=== Section Start ===
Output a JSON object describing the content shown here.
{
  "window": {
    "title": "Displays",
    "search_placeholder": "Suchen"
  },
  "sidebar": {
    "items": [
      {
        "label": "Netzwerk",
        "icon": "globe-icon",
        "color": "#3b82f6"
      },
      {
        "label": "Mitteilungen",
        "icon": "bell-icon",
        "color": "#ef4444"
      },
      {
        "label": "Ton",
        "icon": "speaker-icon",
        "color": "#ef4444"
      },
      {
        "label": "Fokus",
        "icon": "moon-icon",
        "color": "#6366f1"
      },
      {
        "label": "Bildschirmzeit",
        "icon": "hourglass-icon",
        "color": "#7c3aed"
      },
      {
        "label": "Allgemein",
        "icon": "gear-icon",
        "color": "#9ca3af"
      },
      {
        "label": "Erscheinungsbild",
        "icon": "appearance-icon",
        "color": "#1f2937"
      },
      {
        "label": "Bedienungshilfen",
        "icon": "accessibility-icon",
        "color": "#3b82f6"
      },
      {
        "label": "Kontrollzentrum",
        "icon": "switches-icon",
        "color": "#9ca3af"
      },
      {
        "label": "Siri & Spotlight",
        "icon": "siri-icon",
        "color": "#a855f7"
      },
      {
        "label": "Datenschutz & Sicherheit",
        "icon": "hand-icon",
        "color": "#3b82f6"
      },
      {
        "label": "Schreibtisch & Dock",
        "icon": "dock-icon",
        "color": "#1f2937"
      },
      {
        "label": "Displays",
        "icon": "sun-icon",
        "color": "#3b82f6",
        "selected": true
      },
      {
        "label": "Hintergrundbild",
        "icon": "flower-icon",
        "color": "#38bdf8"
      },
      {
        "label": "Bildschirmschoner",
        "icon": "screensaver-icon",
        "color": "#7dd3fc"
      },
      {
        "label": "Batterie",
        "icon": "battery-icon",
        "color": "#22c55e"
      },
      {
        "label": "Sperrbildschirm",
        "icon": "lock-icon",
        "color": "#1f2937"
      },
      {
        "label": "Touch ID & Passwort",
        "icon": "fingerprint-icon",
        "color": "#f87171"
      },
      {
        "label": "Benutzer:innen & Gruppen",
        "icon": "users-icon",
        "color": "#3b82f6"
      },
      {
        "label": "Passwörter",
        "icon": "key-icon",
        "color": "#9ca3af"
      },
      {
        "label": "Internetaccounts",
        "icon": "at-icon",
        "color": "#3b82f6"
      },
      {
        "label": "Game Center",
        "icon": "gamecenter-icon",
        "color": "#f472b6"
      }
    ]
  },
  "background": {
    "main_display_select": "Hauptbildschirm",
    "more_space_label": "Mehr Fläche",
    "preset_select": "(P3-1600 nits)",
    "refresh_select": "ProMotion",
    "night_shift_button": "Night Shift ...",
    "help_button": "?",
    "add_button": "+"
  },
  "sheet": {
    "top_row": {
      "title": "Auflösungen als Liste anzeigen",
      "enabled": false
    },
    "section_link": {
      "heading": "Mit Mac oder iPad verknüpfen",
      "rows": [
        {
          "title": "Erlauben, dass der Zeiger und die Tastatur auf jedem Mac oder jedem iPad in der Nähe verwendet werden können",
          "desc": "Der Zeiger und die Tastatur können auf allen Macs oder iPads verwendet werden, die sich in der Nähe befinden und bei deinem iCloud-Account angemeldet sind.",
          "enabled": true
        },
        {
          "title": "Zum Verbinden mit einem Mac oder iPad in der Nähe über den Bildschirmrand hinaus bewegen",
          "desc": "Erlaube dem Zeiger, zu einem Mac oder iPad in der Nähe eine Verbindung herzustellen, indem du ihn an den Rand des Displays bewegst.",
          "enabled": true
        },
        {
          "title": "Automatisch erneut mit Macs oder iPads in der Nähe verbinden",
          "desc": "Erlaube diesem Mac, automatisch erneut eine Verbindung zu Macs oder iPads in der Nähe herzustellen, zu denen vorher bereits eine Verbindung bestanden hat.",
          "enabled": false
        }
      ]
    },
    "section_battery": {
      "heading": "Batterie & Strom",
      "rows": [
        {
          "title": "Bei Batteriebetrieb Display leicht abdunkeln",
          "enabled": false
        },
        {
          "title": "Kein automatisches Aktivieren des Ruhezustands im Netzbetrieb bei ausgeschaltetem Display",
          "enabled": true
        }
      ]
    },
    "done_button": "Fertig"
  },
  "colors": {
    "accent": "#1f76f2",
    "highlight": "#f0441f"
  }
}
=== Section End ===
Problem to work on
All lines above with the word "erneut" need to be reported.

Solution to this exercise
          "title": "Automatisch erneut mit Macs oder iPads in der Nähe verbinden",
          "desc": "Erlaube diesem Mac, automatisch erneut eine Verbindung zu Macs oder iPads in der Nähe herzustellen, zu denen vorher bereits eine Verbindung bestanden hat.",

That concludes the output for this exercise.